Prof. McGrath says that Blackberry, outcompeted by competitors Apple and Samsung in recent years, has an uphill battle reentering the smartphone industry it used to dominate.
The Career Management Center's Regina Resnick says that when it comes to work–life balance it’s not a matter of hard work but of “how one works.”
On March 7, leaders from a variety of industries took part in the second annual Future of Learning Forum held by Columbia Business School Executive Education.
Without an organization, a dream will end as a dream.
A Chat with the Organizational Management Guru, Professor Raymond Fisman, Columbia Business School.
Research by Prof.
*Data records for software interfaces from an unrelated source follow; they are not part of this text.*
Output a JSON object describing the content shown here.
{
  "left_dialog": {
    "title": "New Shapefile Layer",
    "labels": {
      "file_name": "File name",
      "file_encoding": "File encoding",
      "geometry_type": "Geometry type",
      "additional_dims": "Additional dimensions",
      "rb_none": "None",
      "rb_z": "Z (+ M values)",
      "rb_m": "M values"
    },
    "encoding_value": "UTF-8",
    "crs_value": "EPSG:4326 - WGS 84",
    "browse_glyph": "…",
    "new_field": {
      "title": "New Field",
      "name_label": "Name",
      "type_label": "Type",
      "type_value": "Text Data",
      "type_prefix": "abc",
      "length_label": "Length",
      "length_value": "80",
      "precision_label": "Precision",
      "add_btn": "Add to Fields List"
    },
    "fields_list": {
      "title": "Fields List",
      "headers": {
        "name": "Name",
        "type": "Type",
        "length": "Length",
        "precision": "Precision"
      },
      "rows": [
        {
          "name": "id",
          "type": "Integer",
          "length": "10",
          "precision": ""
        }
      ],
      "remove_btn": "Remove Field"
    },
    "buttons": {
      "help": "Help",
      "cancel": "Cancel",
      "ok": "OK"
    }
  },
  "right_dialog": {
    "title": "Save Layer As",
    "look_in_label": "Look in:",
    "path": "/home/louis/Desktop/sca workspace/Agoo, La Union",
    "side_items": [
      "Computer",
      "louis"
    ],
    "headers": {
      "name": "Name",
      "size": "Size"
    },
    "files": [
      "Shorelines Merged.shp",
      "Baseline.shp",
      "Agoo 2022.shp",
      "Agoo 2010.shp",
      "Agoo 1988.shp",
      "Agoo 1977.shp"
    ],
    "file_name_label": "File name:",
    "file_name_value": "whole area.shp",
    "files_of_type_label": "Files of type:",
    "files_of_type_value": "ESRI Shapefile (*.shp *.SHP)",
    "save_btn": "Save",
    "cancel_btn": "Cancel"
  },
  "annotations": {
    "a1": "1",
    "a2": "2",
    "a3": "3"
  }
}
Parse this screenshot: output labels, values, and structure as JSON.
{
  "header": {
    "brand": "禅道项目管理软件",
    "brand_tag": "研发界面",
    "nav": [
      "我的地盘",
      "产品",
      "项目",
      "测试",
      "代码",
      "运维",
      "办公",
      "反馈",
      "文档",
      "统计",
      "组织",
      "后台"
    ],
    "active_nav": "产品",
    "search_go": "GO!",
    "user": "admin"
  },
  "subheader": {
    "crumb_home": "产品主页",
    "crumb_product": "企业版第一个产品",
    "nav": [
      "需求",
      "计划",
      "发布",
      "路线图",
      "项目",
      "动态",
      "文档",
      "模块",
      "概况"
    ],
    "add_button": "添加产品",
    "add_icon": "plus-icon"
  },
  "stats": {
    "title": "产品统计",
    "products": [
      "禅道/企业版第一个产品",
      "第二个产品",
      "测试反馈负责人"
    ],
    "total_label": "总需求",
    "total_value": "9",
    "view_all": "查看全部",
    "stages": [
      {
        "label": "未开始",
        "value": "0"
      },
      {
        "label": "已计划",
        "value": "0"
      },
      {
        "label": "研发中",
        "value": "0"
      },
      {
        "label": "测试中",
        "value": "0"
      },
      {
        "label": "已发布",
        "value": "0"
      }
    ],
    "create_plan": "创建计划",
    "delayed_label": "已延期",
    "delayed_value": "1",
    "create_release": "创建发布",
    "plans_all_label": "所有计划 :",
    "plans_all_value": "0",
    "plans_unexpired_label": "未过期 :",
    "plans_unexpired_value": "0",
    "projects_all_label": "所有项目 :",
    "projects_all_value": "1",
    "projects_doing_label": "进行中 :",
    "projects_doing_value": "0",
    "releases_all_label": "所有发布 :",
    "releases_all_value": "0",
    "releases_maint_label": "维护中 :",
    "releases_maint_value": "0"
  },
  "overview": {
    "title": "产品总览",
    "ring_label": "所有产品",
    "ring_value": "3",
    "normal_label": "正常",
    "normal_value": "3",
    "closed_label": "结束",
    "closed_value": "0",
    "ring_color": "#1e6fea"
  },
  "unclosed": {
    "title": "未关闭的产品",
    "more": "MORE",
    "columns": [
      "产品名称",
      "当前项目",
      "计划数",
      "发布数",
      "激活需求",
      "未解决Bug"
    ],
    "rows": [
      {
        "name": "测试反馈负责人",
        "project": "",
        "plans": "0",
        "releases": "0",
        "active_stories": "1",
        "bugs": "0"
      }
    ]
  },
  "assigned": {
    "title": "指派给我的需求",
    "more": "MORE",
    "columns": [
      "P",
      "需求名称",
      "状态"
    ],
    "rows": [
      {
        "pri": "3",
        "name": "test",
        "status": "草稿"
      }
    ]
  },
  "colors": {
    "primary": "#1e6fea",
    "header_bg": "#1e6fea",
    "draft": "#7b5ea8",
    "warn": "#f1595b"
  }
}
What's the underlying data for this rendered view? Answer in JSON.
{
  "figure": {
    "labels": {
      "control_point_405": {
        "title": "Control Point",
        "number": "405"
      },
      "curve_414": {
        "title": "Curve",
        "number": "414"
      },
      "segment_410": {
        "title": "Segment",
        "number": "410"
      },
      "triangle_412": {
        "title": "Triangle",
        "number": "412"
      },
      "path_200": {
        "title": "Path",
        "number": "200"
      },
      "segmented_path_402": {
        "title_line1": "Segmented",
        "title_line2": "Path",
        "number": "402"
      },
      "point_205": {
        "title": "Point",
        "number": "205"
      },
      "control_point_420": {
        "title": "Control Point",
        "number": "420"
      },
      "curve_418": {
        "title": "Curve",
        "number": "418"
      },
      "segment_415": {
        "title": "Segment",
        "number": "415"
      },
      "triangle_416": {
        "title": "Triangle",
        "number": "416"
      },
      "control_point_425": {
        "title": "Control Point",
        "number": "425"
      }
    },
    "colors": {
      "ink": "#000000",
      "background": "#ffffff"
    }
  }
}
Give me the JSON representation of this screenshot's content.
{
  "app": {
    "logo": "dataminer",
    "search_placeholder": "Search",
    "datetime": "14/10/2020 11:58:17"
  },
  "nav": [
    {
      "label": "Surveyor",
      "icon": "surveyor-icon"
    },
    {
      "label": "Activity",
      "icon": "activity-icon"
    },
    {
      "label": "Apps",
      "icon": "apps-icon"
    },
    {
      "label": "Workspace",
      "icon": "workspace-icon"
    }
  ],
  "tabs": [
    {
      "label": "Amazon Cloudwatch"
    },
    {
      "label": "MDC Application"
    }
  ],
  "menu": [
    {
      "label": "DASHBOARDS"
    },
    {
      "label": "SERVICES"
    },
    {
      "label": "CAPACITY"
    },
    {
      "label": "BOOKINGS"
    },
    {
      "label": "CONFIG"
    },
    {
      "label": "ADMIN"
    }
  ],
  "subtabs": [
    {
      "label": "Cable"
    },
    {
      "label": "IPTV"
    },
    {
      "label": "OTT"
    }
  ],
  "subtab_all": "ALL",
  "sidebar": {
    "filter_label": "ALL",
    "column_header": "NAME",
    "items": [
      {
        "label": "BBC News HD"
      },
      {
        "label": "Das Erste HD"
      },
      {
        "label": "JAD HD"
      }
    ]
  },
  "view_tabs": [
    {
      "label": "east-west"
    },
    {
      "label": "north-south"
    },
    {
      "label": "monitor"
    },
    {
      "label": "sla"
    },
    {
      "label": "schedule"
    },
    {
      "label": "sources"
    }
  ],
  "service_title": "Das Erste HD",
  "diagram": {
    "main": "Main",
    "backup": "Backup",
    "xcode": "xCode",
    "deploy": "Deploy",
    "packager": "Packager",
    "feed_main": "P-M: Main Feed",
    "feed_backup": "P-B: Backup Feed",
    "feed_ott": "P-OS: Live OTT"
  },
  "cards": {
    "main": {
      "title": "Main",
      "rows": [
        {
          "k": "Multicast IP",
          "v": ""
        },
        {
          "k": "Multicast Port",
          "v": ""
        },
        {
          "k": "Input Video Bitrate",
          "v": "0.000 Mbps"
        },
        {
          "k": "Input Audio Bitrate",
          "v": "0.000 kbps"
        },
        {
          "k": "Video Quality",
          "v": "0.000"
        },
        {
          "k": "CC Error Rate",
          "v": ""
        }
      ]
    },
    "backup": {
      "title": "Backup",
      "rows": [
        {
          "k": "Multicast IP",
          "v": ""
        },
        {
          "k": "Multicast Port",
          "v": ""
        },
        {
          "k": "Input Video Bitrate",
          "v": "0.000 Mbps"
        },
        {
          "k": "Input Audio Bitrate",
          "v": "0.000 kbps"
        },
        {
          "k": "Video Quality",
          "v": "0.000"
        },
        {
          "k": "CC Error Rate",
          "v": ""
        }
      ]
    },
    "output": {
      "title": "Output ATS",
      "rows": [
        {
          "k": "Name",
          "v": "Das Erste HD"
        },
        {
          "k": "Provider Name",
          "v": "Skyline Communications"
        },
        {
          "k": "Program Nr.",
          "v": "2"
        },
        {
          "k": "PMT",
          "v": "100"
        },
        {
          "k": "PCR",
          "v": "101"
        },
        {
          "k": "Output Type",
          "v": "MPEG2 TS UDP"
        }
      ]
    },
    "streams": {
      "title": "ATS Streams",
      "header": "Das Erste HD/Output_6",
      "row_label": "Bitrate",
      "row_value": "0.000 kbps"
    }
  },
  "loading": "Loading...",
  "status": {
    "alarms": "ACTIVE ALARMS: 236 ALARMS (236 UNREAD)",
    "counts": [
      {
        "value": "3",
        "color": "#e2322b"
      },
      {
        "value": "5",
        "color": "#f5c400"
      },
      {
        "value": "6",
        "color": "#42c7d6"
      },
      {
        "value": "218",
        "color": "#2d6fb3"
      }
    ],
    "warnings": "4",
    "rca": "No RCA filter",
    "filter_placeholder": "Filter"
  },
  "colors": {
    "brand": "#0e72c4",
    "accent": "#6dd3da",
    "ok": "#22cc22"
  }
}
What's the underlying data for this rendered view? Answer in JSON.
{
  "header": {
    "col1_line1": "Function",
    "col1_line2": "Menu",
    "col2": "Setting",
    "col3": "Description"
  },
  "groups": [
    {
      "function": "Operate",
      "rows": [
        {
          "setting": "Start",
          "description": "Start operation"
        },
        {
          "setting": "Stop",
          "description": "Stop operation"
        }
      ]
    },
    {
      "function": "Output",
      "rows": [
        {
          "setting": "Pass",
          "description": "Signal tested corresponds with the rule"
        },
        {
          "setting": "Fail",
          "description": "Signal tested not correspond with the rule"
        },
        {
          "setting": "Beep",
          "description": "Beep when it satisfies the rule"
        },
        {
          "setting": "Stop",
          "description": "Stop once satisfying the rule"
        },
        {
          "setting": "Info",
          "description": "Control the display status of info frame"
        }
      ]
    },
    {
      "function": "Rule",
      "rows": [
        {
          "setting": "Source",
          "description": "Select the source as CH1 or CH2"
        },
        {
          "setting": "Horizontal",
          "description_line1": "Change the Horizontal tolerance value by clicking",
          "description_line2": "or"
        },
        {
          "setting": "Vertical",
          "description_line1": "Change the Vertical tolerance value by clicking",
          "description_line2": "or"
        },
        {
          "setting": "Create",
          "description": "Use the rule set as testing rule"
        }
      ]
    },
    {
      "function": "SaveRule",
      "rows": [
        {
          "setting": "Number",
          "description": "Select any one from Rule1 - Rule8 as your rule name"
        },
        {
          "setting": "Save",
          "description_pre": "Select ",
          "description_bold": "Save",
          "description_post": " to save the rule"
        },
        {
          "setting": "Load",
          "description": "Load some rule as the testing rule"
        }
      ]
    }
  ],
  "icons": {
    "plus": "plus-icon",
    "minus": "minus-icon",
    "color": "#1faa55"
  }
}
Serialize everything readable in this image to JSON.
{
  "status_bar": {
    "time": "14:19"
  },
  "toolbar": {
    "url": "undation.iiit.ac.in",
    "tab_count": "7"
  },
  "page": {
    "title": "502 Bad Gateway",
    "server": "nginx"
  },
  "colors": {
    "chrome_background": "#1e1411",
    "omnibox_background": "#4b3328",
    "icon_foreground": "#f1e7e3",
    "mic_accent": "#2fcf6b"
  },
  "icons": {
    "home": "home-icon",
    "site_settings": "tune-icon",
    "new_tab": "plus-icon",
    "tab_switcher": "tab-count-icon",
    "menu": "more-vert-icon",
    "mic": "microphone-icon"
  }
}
Katherine Phillips shows that office holiday parties often alienate minority coworkers by highlighting racial dissimilarities.
Research from Columbia Business School warns that management’s attempt to build closer bonds among colleagues through office gatherings fails to help among racially dissimilar employees
Columbia University and Business School alumni, faculty members, students, and staff came together on Friday, November 8, to answer a “big, big question,” per the symposium title: Can my company, university, or organization change?
A biennial report from Columbia Business School and the Women’s Executive Circle of New York shows that the number of women leading New York’s top companies has flatlined in recent years.
H. Fisk Johnson, chairman and CEO of SC Johnson, and Paolo Rocca, chairman and CEO of Tenaris S.A., are the winners of the fourth annual Deming Cup awards, given by the School’s W. Edwards Deming Center for Quality, Productivity, and Competitiveness.
Columbia Business School’s new branding campaign focuses on its location in a major business hub, its practical curriculum, and the strength of its global network.
Annual award recognizes Paolo Rocca and H. Fisk Johnson for their achievements in operational excellence